PROBLEM TO WORK ON =>
Among the entries below, find the lines holding "value" and copy them.

RECORDS =>
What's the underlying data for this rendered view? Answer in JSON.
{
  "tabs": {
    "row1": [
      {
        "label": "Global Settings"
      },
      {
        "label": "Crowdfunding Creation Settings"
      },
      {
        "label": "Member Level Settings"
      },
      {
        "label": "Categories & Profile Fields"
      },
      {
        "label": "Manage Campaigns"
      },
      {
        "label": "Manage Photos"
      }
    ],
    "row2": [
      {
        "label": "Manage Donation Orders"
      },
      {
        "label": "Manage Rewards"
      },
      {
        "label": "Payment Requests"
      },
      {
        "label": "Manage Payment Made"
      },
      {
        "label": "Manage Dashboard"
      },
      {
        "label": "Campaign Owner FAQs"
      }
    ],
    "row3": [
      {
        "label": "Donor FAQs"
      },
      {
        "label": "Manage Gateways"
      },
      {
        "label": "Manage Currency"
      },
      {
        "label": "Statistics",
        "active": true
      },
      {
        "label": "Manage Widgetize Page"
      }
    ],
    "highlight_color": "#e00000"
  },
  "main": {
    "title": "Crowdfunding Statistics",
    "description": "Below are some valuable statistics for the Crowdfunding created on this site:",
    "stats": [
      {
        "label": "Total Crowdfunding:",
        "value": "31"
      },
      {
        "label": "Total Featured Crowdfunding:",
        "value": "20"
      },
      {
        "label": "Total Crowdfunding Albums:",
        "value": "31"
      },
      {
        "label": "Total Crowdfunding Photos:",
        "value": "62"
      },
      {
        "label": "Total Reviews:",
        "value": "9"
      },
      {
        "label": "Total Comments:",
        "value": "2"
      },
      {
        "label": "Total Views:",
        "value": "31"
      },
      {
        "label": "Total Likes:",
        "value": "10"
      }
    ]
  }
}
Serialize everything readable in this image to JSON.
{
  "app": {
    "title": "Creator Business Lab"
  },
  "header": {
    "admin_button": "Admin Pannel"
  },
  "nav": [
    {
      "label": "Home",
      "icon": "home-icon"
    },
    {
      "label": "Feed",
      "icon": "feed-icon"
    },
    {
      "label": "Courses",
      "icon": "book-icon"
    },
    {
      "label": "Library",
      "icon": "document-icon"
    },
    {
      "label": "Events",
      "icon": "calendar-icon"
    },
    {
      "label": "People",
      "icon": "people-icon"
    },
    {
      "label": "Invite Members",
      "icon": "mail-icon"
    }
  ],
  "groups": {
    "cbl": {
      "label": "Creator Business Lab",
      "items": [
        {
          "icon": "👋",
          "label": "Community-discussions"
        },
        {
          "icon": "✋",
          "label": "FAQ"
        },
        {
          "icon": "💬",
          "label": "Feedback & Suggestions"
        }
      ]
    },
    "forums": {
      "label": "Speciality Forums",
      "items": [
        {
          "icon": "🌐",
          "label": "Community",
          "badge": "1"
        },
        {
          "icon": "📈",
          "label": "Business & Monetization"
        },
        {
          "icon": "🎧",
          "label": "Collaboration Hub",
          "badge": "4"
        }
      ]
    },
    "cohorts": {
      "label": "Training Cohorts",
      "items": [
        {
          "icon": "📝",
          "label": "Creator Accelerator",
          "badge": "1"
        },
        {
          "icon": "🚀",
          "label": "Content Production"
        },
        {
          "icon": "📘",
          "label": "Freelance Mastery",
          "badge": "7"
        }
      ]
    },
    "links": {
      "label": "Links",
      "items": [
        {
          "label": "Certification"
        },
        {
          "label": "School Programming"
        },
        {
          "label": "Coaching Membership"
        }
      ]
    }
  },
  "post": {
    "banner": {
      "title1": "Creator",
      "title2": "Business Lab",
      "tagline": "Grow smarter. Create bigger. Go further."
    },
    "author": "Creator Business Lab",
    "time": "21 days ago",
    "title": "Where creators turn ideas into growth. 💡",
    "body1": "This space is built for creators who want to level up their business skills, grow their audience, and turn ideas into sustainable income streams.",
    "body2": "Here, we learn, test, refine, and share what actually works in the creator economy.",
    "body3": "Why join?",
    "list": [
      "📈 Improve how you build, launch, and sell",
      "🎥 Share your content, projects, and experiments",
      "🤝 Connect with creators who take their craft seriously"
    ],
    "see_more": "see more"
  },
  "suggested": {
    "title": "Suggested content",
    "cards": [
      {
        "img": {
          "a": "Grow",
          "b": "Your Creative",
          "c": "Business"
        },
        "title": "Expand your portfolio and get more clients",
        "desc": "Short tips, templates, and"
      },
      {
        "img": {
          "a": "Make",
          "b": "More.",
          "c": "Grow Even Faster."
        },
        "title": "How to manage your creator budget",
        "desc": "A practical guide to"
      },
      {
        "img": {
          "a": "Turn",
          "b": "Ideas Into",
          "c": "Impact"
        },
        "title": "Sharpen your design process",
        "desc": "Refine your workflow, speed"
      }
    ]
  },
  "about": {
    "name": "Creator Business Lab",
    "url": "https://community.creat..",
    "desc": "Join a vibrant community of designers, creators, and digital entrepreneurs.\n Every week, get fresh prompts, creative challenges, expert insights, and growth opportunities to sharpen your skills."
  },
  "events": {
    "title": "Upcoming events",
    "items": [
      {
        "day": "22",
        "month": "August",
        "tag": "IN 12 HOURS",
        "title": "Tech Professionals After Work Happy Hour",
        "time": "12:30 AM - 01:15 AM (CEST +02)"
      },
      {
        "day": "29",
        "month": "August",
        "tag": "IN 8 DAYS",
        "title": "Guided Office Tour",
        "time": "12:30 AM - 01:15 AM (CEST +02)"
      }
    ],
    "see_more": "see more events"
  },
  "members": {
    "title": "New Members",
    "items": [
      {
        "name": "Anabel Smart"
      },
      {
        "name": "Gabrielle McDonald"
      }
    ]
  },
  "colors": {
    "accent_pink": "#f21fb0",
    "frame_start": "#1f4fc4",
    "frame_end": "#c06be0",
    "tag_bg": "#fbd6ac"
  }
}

EXERCISE OUTPUT =>
        "value": "31"
        "value": "20"
        "value": "31"
        "value": "62"
        "value": "9"
        "value": "2"
        "value": "31"
        "value": "10"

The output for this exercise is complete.